As I stood up I jumped on top of the mattress with his ak-74 and fired two shots, both through the top left part of his skull.(I did it from over the mattress to prevent splatter) leaving two rough holes in the wool mattress.

The shots got the teams attention; I raised the rifle and shot out 6 of the large ceiling lamps, the loud buzzing sound of fried electronics resounding after the sound of shattering glass and falling steel.

The men were frantic now; oblivious that there friend was gone. They were frightened, but I was fine the dark was my friend. I crept under the expanses of bunk beds and rolled through the darkness with ease. My eyes adjusted quickly and I had my bearings almost completely with me when I rolled into the two squad members who were baffled and confused in the darkness.

I stalked into the rows of bunk beds. Closer and closer I crept as their suspicions went unanswered as they walked through the dark halls without their senses. I had to think for a while, make the most advanced and logical decision, based on my surroundings.

I decided to avoid contact and crawl my way around them. As I crawled on the concrete floor, the men heard a sound, thwarting my efforts; I pulled out my father's 1911. I was prepared to rid the men of their corrupt souls. As the footsteps dragged and grew louder and louder, my grip strengthened on the grip of my dad's pistol. I steadied my aim at the ankles of the men. From under the bunk bed I had an excellent view of the floor up, about 12 inches. I saw the men stop about 5 rows away from me, obviously discussing something, in very native Russian. I had my chance, and I took it.
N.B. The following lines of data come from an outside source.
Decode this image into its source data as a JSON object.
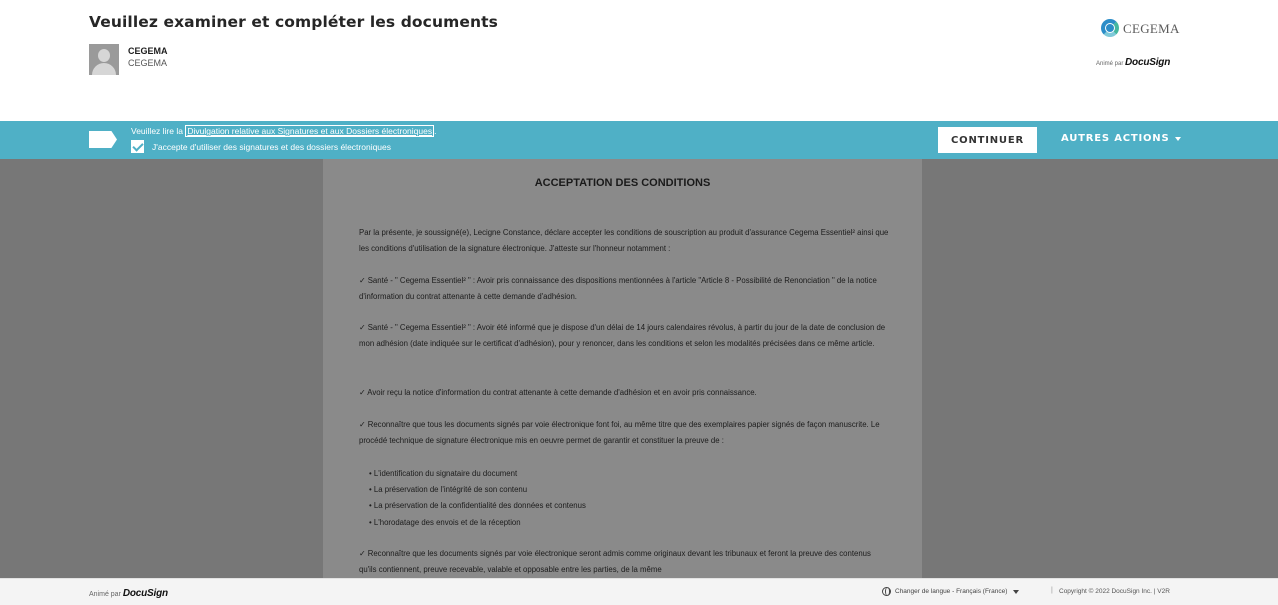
{
  "header": {
    "title": "Veuillez examiner et compléter les documents",
    "sender": {
      "name": "CEGEMA",
      "org": "CEGEMA"
    },
    "brand": {
      "name": "CEGEMA",
      "icon": "cegema-logo-icon"
    },
    "powered_prefix": "Animé par",
    "powered_brand": "DocuSign"
  },
  "action_bar": {
    "read_prefix": "Veuillez lire la",
    "disclosure_link": "Divulgation relative aux Signatures et aux Dossiers électroniques",
    "read_suffix": ".",
    "consent_label": "J'accepte d'utiliser des signatures et des dossiers électroniques",
    "consent_checked": true,
    "continue_label": "CONTINUER",
    "other_actions_label": "AUTRES ACTIONS",
    "colors": {
      "bar": "#4fb0c6"
    }
  },
  "document": {
    "title": "ACCEPTATION DES CONDITIONS",
    "intro": "Par la présente, je soussigné(e), Lecigne Constance, déclare accepter les conditions de souscription au produit d'assurance Cegema Essentiel² ainsi que les conditions d'utilisation de la signature électronique. J'atteste sur l'honneur notamment :",
    "item1": "✓    Santé - \" Cegema Essentiel² \" : Avoir pris connaissance des dispositions mentionnées à l'article \"Article 8 - Possibilité de Renonciation \" de la notice d'information du contrat attenante à cette demande d'adhésion.",
    "item2": "✓    Santé - \" Cegema Essentiel² \" : Avoir été informé que je dispose d'un délai de 14 jours calendaires révolus, à partir du jour de la date de conclusion de mon adhésion (date indiquée sur le certificat d'adhésion), pour y renoncer, dans les conditions et selon les modalités précisées dans ce même article.",
    "item3": "✓    Avoir reçu la notice d'information du contrat attenante à cette demande d'adhésion et en avoir pris connaissance.",
    "item4": "✓    Reconnaître que tous les documents signés par voie électronique font foi, au même titre que des exemplaires papier signés de façon manuscrite. Le procédé technique de signature électronique mis en oeuvre permet de garantir et constituer la preuve de :",
    "bullets": [
      "L'identification du signataire du document",
      "La préservation de l'intégrité de son contenu",
      "La préservation de la confidentialité des données et contenus",
      "L'horodatage des envois et de la réception"
    ],
    "item5": "✓    Reconnaître que les documents signés par voie électronique seront admis comme originaux devant les tribunaux et feront la preuve des contenus qu'ils contiennent, preuve recevable, valable et opposable entre les parties, de la même"
  },
  "footer": {
    "powered_prefix": "Animé par",
    "powered_brand": "DocuSign",
    "language_label": "Changer de langue - Français (France)",
    "separator": "|",
    "copyright": "Copyright © 2022 DocuSign Inc. | V2R"
  }
}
From 5 rows, I shot the two men in their Achilles heels. They had less than a second to react and they collapsed, I scurried out from under my bed, but my shirt was stuck in a jagged edge of metal. Again, fear ran through me. I spun and ripped at the shirt, the men cried, obviously spotting me in my distraught.
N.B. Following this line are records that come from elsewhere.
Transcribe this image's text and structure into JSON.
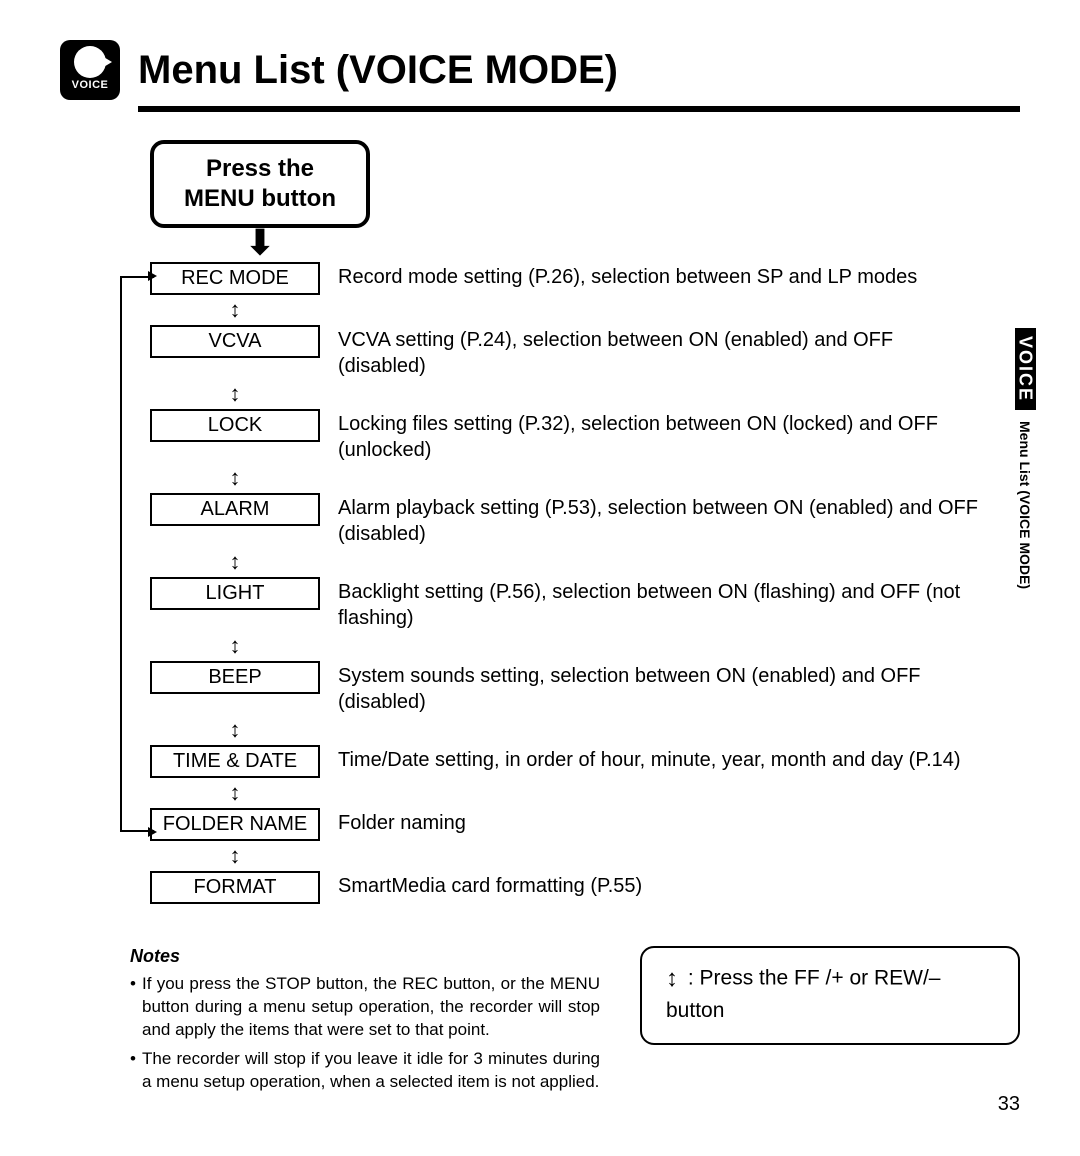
{
  "header": {
    "icon_label": "VOICE",
    "title": "Menu List (VOICE MODE)"
  },
  "start_box": {
    "line1": "Press the",
    "line2": "MENU button"
  },
  "menu_items": [
    {
      "label": "REC MODE",
      "desc": "Record mode setting (P.26), selection between SP and LP modes"
    },
    {
      "label": "VCVA",
      "desc": "VCVA setting (P.24), selection between ON (enabled) and OFF (disabled)"
    },
    {
      "label": "LOCK",
      "desc": "Locking files setting (P.32), selection between ON (locked) and OFF (unlocked)"
    },
    {
      "label": "ALARM",
      "desc": "Alarm playback setting (P.53), selection between ON (enabled) and OFF (disabled)"
    },
    {
      "label": "LIGHT",
      "desc": "Backlight setting (P.56), selection between ON (flashing) and OFF (not flashing)"
    },
    {
      "label": "BEEP",
      "desc": "System sounds setting, selection between ON (enabled) and OFF (disabled)"
    },
    {
      "label": "TIME & DATE",
      "desc": "Time/Date setting, in order of hour, minute, year, month and day (P.14)"
    },
    {
      "label": "FOLDER NAME",
      "desc": "Folder naming"
    },
    {
      "label": "FORMAT",
      "desc": "SmartMedia card formatting (P.55)"
    }
  ],
  "updown_symbol": "↕",
  "down_arrow_symbol": "⬇",
  "notes": {
    "heading": "Notes",
    "items": [
      "If you press the STOP button, the REC button, or the MENU button during a menu setup operation, the recorder will stop and apply the items that were set to that point.",
      "The recorder will stop if you leave it idle for 3 minutes during a menu setup operation, when a selected item is not applied."
    ]
  },
  "legend": {
    "symbol": "↕",
    "text": ": Press the FF /+ or REW/– button"
  },
  "side_tab": {
    "black": "VOICE",
    "rest": "Menu List (VOICE MODE)"
  },
  "page_number": "33"
}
"Get the bastard!" he screamed, still in pain

He rolled and gripped his AK-74 and shot wildly, bullets sped past my arms and head. His accuracy was flawed and the deadly pain didn't help that. The spray was consistent for about 30 seconds and then stopped suddenly. He was obviously reloading, or the rifle had jammed, I had no time to worry though. My window had opened and I needed to leave, quickly. I heard him curse in native Russian. I lunged forward, throwing myself to the freezing concrete.

I glanced for a half a second and made eye contact with the downed Russian. The man locked eyes with me for three, maybe four seconds and became even more frantic. His teammate seemed either unconscious or dead, because the only thing coming out of him was silence. I continued sprinting down the cold and unforgiving concrete floor on which three men had lost their lives to a measly 12 year old boy. But this measly boy was going places. His name will be known. Sam fisher WILL be known.